In this part of the unit, students are exploring how global temperatures have changed over the past hundred years. Students will examine tables and graphs about global temperatures and carbon dioxide levels, human consumption of food, and human consumption of natural resources. They will find patterns in the graphs. Based on this data, students will construct an argument about how human activities (increase in population and consumption of natural resources) cause global temperatures to increase.
This interactive activity demonstrates and provides explanation for how acid rain affects aquatic ecosystems and how certain species react to decreased water quality as pH becomes lower. The activity also explains the pH scale as a measure of acidity.
Students conduct a simple experiment to model and explore the harmful effects of acid rain (vinegar) on living (green leaf and eggshell) and non-living (paper clip) objects.
Students are introduced to the differences between acids and bases and how to use indicators, such as pH paper and red cabbage juice, to distinguish between them.
In this lesson, students identify which factors in an environment are biotic or abiotic factors and evaluate their effect on other organisms living within the environment.
In this activity students compare plant growth under two conditions. Through the activity students will observe the life cycle of seed plants and determine in which conditions plants grow well. Students will also collect data such as number of days to germination for each plant and daily plant height.
In this lesson students will explore adaptations that animals have that help them survive in their environment. Students will build understanding by identifying adaptations as described in two folk tales and sorting descriptions of adaptations into categories of their choice. They will then compare and contrast the snowshoe hare and the cottontail rabbit. Students will work in groups to research and organize information they gather about the two animals, summarizing their research in their science journals. In an associated activity, "Camouflage: An Adaptation of Survival," students simulate the use of camouflage as a survival adaptation.
Students are introduced to the classification of animals and animal interactions. Students also learn why engineers need to know about animals and how they use that knowledge to design technologies that help other animals and/or humans. This lesson is part of a series of six lessons in which students use their growing understanding of various environments and the engineering design process, to design and create their own model biodome ecosystems.
Using gumdrops and toothpicks, students conduct a large-group, interactive ozone depletion model. Students explore the dynamic and competing upper atmospheric roles of the protective ozone layer, the sun's UV radiation and harmful human-made CFCs (chlorofluorocarbons).
Nine choices on a choice board for student projects. Can be "pick one" or more than one. Currently based on the topic Environment, but can easily be remixed to any topic.
Students will make word associations while looking at an American flag. Students will then compare the American Flag with Oldenburg's "The Old Dump Flag, 1960" concentrating on proportions, materials, color, movement, shape, etc. Discussion will proceed to Oldenburg's idea of "grand symbols". Students will then collect recyclable items, flatten them, and sculpt a "grand symbol" of their community by tearing, crumpling, folding and spray painting the work. Students will divide into groups and create a performance piece incorporating all the objects made by group members.

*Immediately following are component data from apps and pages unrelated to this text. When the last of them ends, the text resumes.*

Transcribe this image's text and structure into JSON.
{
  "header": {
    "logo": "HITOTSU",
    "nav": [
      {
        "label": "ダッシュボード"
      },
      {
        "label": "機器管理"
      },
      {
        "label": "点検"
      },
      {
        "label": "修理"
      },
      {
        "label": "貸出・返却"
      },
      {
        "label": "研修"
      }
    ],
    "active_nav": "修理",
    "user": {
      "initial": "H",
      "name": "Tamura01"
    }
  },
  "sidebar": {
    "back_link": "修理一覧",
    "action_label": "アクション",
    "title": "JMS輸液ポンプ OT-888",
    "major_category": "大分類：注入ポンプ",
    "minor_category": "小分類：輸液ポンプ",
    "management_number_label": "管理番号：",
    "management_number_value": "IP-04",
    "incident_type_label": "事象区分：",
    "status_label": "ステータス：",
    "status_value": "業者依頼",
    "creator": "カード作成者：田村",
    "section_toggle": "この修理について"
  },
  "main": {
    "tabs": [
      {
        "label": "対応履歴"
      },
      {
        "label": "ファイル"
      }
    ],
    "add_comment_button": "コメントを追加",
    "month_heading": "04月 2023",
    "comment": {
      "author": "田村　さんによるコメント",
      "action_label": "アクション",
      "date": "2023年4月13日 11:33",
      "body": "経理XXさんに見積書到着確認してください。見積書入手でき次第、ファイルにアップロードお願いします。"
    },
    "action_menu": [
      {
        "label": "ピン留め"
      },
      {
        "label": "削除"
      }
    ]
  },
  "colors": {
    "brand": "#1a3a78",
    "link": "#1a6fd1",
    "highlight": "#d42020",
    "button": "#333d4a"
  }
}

Students observe and discuss a simple balloon model of an electrostatic precipitator to better understand how this pollutant recovery method functions in cleaning industrial air pollution.
This video provides information about the causes and effects of Earth's changing climate, specifically focusing on wildlife populations and the impact global warming has on habitats.
Some bird species appear to respond to extreme weather changes in their native habitat by moving to more hospitable environments. This article discusses the role of NASA satellites, along with field and citizen scientists, in studying that movement. The article also includes an activity on constructing a bird feeder. The Climate Kids website is a NASA education resource featuring articles, videos, images and games focused on the science of climate change.
This series of 18 captioned images depict several weather and climate-related events such as flooding, drought, glacial retreat and wind erosion. The Climate Kids website is a NASA education resource featuring articles, videos, images and games focused on the science of climate change.
This question is addressed through a series of questions and answers, each providing related introductory information such as how climate change is studied, the history of Earth’s climate, and the effects of climate change on Earth’s geology and biology. The Climate Kids website is a NASA education resource featuring articles, videos, images and games focused on the science of climate change.
Use the imbedded sliding scale to observe changes in sea ice distribution, carbon emission levels and average global temperatures over time, as well as the effects of variations in sea level rise along coastal regions. This interactive is part of the Climate Kids website, a NASA education resource featuring articles, videos, images and games focused on the science of climate change.
This article describes six collaborative and real data projects that engage elementary students in collecting and sharing local data and communicating with students across the country and world.
- Material Type:
- Lesson Plan
- Ohio State University College of Education and Human Ecology
- Provider Set:
- Beyond Penguins and Polar Bears: An Online Magazine for K-5 Teachers
- Kimberly Lightle
- Date Added:
Students use a sponge and water model to explore the concept of relative humidity and create a percent scale.